Police in Malawi arrest Rwandan genocide convict

 LILONGWE, Malawi – Police in southern African nation of Malawi have arrested a Rwandan national Vincent Murekezi who was convicted on genocide charges in absentia.

A magistrate court sitting in Malawi capital, Lilongwe has ruled that Murekezi should be remanded at Maula Prison as he awaits trial that may result in his extradition.

The arrest comes after Rwanda has been pushing for his extradition since 2009.

Murekezi was found guilty of crimes related to the 1994 genocide and subsequently sentenced to life imprisonment, but strangely he was allowed to live in Malawi freely and openly for years.

Reports also suggest that Murekezi was able not only to acquire business licences, but also secure a Malawian citizenship and a passport.

Murekezi is likely going to challenge his extradition.

While at the moment he is using Malawi passport number MA078171 obtained in 2011, his Rwandan passport number PC939663 indicates that his birthplace is Ngoma-Huye in Rwanda.

The same information appears in a Rwandan government record which names him a suspect of the 1994 genocide.

The genocide.

The “Rwandan Genocide” refers to the 1994 mass slaughter in Rwanda of the ethnic Tutsi and politically moderate Hutu peoples.

The killings began in early April of 1994, and continued for approximately one hundred days until the “Hutu Power” movement’s defeat in mid-July.

The genocide was carried out primarily by Hutu supremacist militia groups, co-perpetrated by the state government of Rwanda, the Rwandan Army, and Rwandan civilians in compliance with the “Hutu Power” movement.

Luke Walker of the Center for Holocaust and Genocide Studies in one of his research reports  said by the end of the genocide, at least 500,000 ethnic Tutsis were murdered, along with thousands of Tutsi sympathizers, moderate Hutus, and other victims of atrocity.

Some estimates claim that between 800,000-1,000,000 were killed while about two million refugees fled to neigbouring Burundi, Tanzania, Uganda, and the DR Congo.

Three month massacres

The Rwandan genocide took place over a time span of only 100 days, between April and July 1994.

Hutu nationalist group Parmehutu led a social revolution which overthrew the Tutsi ruling class, resulting in the death of around 20,000 Tutsis and the exile of another 200,000 to neighboring countries.

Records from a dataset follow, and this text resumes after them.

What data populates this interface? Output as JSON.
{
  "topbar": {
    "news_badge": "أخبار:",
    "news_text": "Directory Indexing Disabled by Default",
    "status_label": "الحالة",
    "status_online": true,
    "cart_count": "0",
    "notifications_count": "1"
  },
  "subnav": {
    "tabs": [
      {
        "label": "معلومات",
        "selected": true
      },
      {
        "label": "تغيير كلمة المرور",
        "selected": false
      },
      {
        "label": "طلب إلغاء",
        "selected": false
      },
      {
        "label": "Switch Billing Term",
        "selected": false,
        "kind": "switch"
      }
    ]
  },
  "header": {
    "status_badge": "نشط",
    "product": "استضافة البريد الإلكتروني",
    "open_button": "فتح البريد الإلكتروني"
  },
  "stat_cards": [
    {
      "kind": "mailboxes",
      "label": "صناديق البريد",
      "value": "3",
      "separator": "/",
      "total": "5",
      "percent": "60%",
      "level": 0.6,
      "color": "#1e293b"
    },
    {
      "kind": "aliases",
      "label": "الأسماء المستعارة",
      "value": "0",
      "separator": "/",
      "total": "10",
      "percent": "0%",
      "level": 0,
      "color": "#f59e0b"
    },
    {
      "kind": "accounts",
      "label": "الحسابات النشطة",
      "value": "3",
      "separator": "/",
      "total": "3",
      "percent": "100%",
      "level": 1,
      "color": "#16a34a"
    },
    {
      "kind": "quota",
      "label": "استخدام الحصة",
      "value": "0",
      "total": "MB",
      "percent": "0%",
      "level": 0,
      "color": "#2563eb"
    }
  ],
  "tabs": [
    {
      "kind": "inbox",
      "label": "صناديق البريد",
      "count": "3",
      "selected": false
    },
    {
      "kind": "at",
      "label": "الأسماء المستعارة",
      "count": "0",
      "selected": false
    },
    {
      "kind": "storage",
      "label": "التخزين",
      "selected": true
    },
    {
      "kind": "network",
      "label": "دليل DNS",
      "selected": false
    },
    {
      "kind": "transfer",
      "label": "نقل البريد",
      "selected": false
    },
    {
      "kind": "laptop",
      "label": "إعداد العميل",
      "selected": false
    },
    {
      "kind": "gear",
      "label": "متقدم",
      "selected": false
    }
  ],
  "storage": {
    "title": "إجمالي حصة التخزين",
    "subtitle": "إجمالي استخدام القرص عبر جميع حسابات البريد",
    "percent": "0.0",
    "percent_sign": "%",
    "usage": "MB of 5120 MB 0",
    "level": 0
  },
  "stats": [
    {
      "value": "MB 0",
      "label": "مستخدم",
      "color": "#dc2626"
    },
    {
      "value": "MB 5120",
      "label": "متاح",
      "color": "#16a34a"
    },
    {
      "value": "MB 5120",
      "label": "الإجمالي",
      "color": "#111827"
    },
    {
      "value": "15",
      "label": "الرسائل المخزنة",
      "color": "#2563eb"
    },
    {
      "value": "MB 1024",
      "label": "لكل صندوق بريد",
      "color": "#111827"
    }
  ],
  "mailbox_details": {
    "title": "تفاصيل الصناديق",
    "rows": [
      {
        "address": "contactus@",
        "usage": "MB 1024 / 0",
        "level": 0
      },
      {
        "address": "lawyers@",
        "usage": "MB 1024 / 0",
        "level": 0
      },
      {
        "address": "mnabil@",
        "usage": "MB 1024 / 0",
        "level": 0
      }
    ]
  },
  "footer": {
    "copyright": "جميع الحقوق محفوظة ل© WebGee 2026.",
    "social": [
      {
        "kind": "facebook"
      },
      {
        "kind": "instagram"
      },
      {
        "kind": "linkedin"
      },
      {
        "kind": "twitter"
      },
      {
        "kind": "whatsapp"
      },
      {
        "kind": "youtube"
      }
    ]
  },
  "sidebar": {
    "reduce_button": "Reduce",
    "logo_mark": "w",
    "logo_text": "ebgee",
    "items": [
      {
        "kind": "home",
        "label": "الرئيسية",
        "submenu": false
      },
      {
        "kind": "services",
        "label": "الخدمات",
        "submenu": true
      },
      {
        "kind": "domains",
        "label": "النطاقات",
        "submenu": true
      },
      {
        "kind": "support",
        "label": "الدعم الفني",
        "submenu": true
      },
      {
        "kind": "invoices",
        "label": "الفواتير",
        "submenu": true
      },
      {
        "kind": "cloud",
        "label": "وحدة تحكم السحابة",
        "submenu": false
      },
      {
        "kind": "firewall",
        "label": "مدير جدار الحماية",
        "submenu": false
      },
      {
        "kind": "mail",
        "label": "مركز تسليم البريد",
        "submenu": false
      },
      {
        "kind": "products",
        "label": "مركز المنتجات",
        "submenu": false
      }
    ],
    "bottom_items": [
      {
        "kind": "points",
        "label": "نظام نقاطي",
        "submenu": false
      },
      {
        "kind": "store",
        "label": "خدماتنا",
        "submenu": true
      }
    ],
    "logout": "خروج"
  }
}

Rwandan independence from Belgium would follow in 1961, marking the establishment of a Hutu-led Rwandan government.

History has it that the Tutsis remaining in Rwanda, mostly due to intermarriage or other family ties, were discriminated against as racially “lesser” citizens by the new Hutu government.

Such political discrimination led to the formation of the Rwandan Patriotic Front in 1985 as a political group of Tutsi nationalist exiles who demanded the right to return to their homeland as citizens and an end to  the discrimination.

The RPF rebels invaded Rwanda in October of 1990, re-igniting Tutsi hatred throughout Rwanda. It was this act of Tutsi aggression, coupled with decades of discrimination and fear for a loss of power, that paved the way to genocide.

According to Walker, most of the killings were carried out by two Hutu radical militant groups: the Interahamwe and the Impuzamugambi. Armed, backed, and led by the government of Rwanda (MRND), the Interahamwe were notoriously known for fuelling the genocide.

It is alleged that the genocide was supported by the Hutu-led government and Rwandan military which armed and directed militias.

Disastrous response

The Rwandan genocide happened when the entire world was fully aware of it.

Mark Doyle, a reporter for the BBC in Kigali, tried to explain the situation to the world in late April 1994 as follow:

“…you have to understand that there are two wars going on here. There’s a shooting war and a genocide war. The two are connected, but also distinct. In the shooting war, there are two conventional armies at each other, and in the genocide war, one of those armies, the government side with help from civilians, is involved in mass killings.”

The UN peacekeeping force in Rwanda, UNAMIR, was still on the ground during the genocide.

Over the past years, Rwanda and the international courts have been prosecuting perpetrators of the genocide.